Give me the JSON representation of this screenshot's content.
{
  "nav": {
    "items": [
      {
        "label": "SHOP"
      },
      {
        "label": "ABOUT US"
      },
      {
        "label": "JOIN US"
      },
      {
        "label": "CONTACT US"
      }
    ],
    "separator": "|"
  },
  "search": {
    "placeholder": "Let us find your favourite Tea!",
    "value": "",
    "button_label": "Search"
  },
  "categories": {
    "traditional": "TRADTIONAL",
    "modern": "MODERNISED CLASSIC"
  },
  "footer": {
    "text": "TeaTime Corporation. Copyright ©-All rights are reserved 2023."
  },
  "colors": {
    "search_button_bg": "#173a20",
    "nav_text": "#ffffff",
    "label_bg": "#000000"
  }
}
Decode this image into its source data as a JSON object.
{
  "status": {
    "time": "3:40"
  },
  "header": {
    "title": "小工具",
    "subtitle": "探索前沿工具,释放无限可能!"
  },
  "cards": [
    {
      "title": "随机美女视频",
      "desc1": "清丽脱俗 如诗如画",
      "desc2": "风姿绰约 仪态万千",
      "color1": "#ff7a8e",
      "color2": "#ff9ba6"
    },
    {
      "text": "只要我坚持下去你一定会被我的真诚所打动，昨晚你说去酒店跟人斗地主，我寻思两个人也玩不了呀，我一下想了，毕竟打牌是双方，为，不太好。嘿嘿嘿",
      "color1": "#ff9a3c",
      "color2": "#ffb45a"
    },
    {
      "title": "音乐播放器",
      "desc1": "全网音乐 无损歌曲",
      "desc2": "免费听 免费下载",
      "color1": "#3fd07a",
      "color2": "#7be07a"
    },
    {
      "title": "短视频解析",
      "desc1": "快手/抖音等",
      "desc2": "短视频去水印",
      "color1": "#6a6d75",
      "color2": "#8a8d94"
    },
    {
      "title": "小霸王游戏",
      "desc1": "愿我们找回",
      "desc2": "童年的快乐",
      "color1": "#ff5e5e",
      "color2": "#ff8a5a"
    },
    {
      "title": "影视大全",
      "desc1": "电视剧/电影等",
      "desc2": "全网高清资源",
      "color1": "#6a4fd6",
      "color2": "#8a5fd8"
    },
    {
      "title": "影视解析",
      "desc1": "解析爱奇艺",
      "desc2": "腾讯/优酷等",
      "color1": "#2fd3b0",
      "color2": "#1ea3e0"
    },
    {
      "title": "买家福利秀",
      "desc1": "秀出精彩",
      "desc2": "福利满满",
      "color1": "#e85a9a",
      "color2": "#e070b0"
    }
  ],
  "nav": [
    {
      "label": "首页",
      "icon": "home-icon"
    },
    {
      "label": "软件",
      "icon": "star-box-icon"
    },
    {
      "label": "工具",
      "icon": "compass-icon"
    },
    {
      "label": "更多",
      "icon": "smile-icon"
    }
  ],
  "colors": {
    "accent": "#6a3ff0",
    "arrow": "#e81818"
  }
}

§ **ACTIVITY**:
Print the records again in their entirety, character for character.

§ **TASK ANSWER**:
Give me the JSON representation of this screenshot's content.
{
  "nav": {
    "items": [
      {
        "label": "SHOP"
      },
      {
        "label": "ABOUT US"
      },
      {
        "label": "JOIN US"
      },
      {
        "label": "CONTACT US"
      }
    ],
    "separator": "|"
  },
  "search": {
    "placeholder": "Let us find your favourite Tea!",
    "value": "",
    "button_label": "Search"
  },
  "categories": {
    "traditional": "TRADTIONAL",
    "modern": "MODERNISED CLASSIC"
  },
  "footer": {
    "text": "TeaTime Corporation. Copyright ©-All rights are reserved 2023."
  },
  "colors": {
    "search_button_bg": "#173a20",
    "nav_text": "#ffffff",
    "label_bg": "#000000"
  }
}
Decode this image into its source data as a JSON object.
{
  "status": {
    "time": "3:40"
  },
  "header": {
    "title": "小工具",
    "subtitle": "探索前沿工具,释放无限可能!"
  },
  "cards": [
    {
      "title": "随机美女视频",
      "desc1": "清丽脱俗 如诗如画",
      "desc2": "风姿绰约 仪态万千",
      "color1": "#ff7a8e",
      "color2": "#ff9ba6"
    },
    {
      "text": "只要我坚持下去你一定会被我的真诚所打动，昨晚你说去酒店跟人斗地主，我寻思两个人也玩不了呀，我一下想了，毕竟打牌是双方，为，不太好。嘿嘿嘿",
      "color1": "#ff9a3c",
      "color2": "#ffb45a"
    },
    {
      "title": "音乐播放器",
      "desc1": "全网音乐 无损歌曲",
      "desc2": "免费听 免费下载",
      "color1": "#3fd07a",
      "color2": "#7be07a"
    },
    {
      "title": "短视频解析",
      "desc1": "快手/抖音等",
      "desc2": "短视频去水印",
      "color1": "#6a6d75",
      "color2": "#8a8d94"
    },
    {
      "title": "小霸王游戏",
      "desc1": "愿我们找回",
      "desc2": "童年的快乐",
      "color1": "#ff5e5e",
      "color2": "#ff8a5a"
    },
    {
      "title": "影视大全",
      "desc1": "电视剧/电影等",
      "desc2": "全网高清资源",
      "color1": "#6a4fd6",
      "color2": "#8a5fd8"
    },
    {
      "title": "影视解析",
      "desc1": "解析爱奇艺",
      "desc2": "腾讯/优酷等",
      "color1": "#2fd3b0",
      "color2": "#1ea3e0"
    },
    {
      "title": "买家福利秀",
      "desc1": "秀出精彩",
      "desc2": "福利满满",
      "color1": "#e85a9a",
      "color2": "#e070b0"
    }
  ],
  "nav": [
    {
      "label": "首页",
      "icon": "home-icon"
    },
    {
      "label": "软件",
      "icon": "star-box-icon"
    },
    {
      "label": "工具",
      "icon": "compass-icon"
    },
    {
      "label": "更多",
      "icon": "smile-icon"
    }
  ],
  "colors": {
    "accent": "#6a3ff0",
    "arrow": "#e81818"
  }
}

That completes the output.